Do you run out of hot water mid-shower? Or, do you find that you can’t get your water hot enough, especially if you’re running multiple faucets at the same time? You don’t have to live with it. You can change or replace your water heater to get the amount of water or the temperature that you want. It doesn’t have to be expensive either. Here are the causes of poor water heater performance and your options to fix it.
Your Options When You Run Out of Hot Water
Do you limit the length of your shower because you might run out of hot water? Do you have to wait to do laundry or run the dishwasher if you want to have a shower? If you run out of hot water you have a few options to fix it:
- Install a tankless water heater: Tankless water heaters will never run out of hot water because they heat the water as it moves through the pipes. It doesn’t need to recharge its supply of hot water and run as long as you want.
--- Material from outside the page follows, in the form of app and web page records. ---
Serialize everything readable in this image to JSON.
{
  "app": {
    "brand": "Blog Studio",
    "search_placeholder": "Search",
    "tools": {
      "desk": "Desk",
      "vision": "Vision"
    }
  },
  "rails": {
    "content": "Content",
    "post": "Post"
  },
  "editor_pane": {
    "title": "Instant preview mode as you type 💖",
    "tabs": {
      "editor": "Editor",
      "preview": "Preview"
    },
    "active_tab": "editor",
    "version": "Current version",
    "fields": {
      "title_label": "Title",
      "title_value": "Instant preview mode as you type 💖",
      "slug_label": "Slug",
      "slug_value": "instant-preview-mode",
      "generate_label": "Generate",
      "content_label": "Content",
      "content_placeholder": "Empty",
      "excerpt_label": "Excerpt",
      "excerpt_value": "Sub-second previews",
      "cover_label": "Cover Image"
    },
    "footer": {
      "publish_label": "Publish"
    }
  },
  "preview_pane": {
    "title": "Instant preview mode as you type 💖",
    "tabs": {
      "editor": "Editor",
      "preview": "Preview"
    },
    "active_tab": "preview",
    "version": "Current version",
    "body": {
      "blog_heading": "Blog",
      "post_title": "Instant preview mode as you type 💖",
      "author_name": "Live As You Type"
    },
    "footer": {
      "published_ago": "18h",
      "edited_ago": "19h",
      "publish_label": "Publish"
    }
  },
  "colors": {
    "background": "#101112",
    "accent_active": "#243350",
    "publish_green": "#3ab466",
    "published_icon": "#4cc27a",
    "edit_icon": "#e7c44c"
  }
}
- Install a larger tank: If you don’t like the idea of using a tankless water heater, you can always purchase a water heater with a larger tank. That way, you have a larger supply of hot water. If you have a three or four-person household, you may need at least a 40-gallon tank to meet supply. Smaller families who use more hot water may find they need this size too. However, be warned that this larger model will likely cost more to operate than your current water heater because it always needs more energy to keep a larger amount of water hot.
Your Options When the Water Isn’t Hot Enough
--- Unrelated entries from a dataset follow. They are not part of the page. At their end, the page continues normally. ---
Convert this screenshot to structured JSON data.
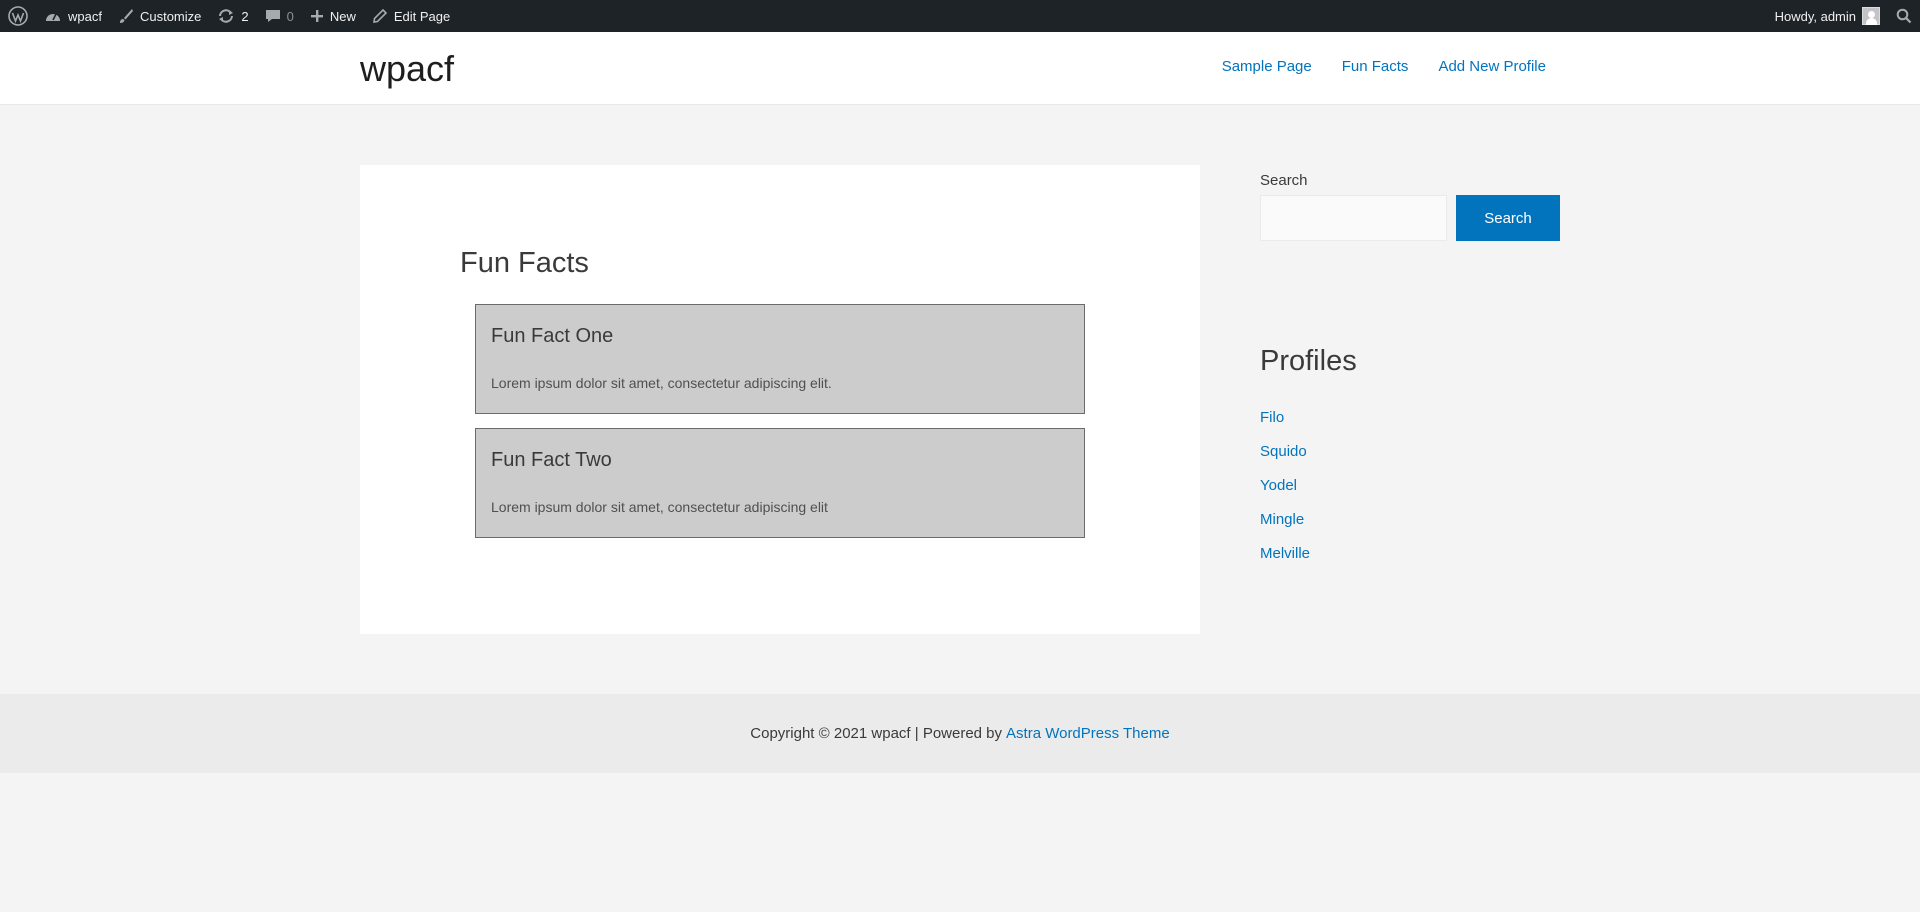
{
  "adminbar": {
    "wp_logo_icon": "wordpress-logo",
    "site_name": "wpacf",
    "customize": "Customize",
    "updates_count": "2",
    "comments_count": "0",
    "new_label": "New",
    "edit_page": "Edit Page",
    "howdy": "Howdy, admin"
  },
  "header": {
    "site_title": "wpacf",
    "nav": [
      "Sample Page",
      "Fun Facts",
      "Add New Profile"
    ]
  },
  "main": {
    "title": "Fun Facts",
    "facts": [
      {
        "title": "Fun Fact One",
        "text": "Lorem ipsum dolor sit amet, consectetur adipiscing elit."
      },
      {
        "title": "Fun Fact Two",
        "text": "Lorem ipsum dolor sit amet, consectetur adipiscing elit"
      }
    ]
  },
  "sidebar": {
    "search_label": "Search",
    "search_value": "",
    "search_button": "Search",
    "profiles_title": "Profiles",
    "profiles": [
      "Filo",
      "Squido",
      "Yodel",
      "Mingle",
      "Melville"
    ]
  },
  "footer": {
    "text": "Copyright © 2021 wpacf | Powered by",
    "link": "Astra WordPress Theme"
  },
  "colors": {
    "link": "#0274be",
    "adminbar_bg": "#1d2327",
    "fact_bg": "#cccccc"
  }
}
Is your problem that you have enough hot water, but it isn’t hot enough for you? There are a few ways to solve this problem, depending on what is causing it.
- Turn up the temperature: It may be that your water heater is set to a low temperature. In fact, temperatures below 135 Fahrenheit in tank water heaters can allow bacteria to develop, which can be a serious health hazard. Have your plumber set your water heater temperature at least at 140 Fahrenheit and higher if that still isn’t enough. Do not exceed the temperature the water heater is meant to operate at. By the time it comes out of the tap, the water should have cooled to a maximum of 120 Fahrenheit, or you may burn yourself.
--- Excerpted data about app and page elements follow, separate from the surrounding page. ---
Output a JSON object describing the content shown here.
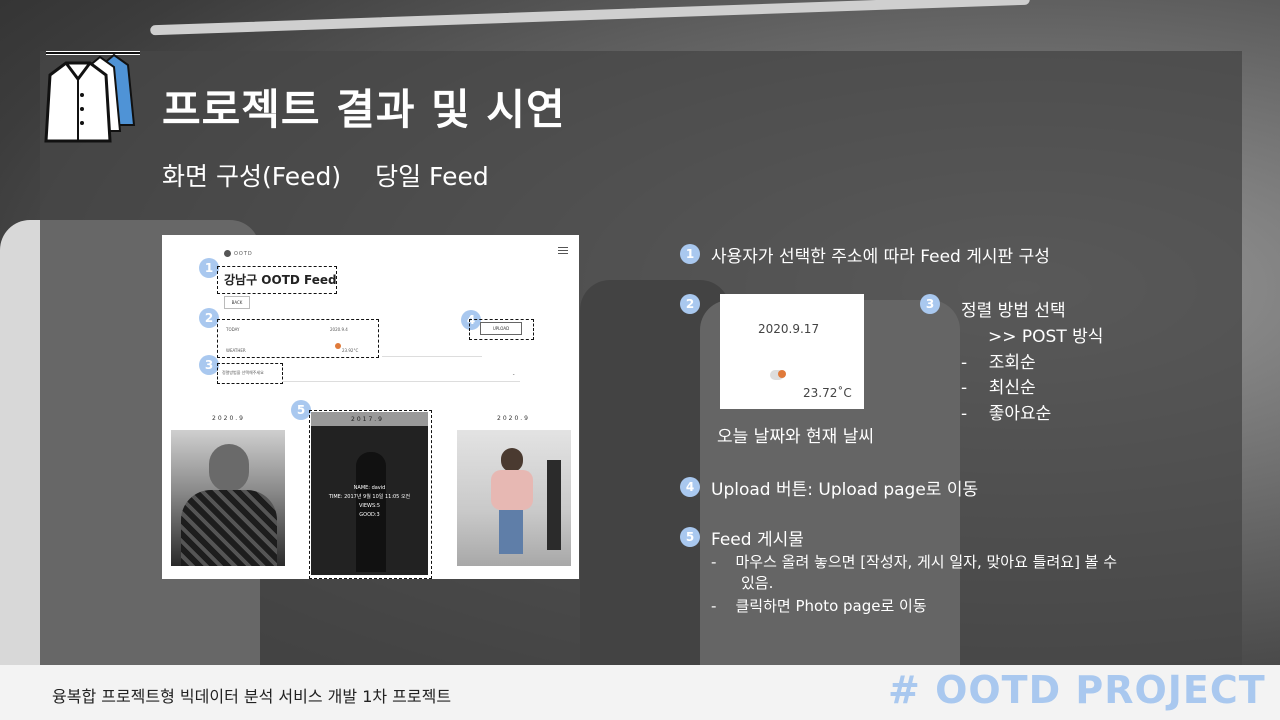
{
  "header": {
    "title": "프로젝트 결과 및 시연",
    "subtitle_left": "화면 구성(Feed)",
    "subtitle_right": "당일 Feed"
  },
  "screenshot": {
    "brand": "OOTD",
    "feed_title": "강남구 OOTD Feed",
    "back_label": "BACK",
    "today_label": "TODAY",
    "today_value": "2020.9.4",
    "weather_label": "WEATHER",
    "weather_value": "23.92°C",
    "sort_placeholder": "정렬방법을 선택해주세요",
    "upload_label": "UPLOAD",
    "post_years": [
      "2020.9",
      "2017.9",
      "2020.9"
    ],
    "hover": {
      "name": "NAME: david",
      "time": "TIME: 2017년 9월 10일 11:05 오전",
      "views": "VIEWS:5",
      "good": "GOOD:3"
    },
    "markers": [
      "1",
      "2",
      "3",
      "4",
      "5"
    ]
  },
  "notes": {
    "n1": {
      "num": "1",
      "text": "사용자가 선택한 주소에 따라 Feed 게시판 구성"
    },
    "n2": {
      "num": "2",
      "date": "2020.9.17",
      "temp": "23.72˚C",
      "caption": "오늘 날짜와 현재 날씨"
    },
    "n3": {
      "num": "3",
      "title": "정렬 방법 선택",
      "sub": ">> POST 방식",
      "items": [
        "조회순",
        "최신순",
        "좋아요순"
      ]
    },
    "n4": {
      "num": "4",
      "text": "Upload 버튼: Upload page로 이동"
    },
    "n5": {
      "num": "5",
      "title": "Feed 게시물",
      "bullet1_line1": "마우스 올려 놓으면 [작성자, 게시 일자, 맞아요 틀려요] 볼 수",
      "bullet1_line2": "있음.",
      "bullet2": "클릭하면 Photo page로 이동"
    }
  },
  "footer": {
    "text": "융복합 프로젝트형 빅데이터 분석 서비스 개발 1차 프로젝트",
    "brand": "# OOTD PROJECT"
  },
  "colors": {
    "accent": "#a9c8ef",
    "panel": "#464646",
    "footer": "#f3f3f3"
  }
}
- Add another tankless water heater: In large homes, one tankless water heater may not be able to produce enough hot water to meet your demand. If you run multiple faucets at a time, or also run the laundry or dishwasher, you can max out your hot water. Adding a second water heater to supply more water is the only solution if you want to keep it all running at once.
Not sure which solution is right for you? Reach out to your plumber to discuss your options.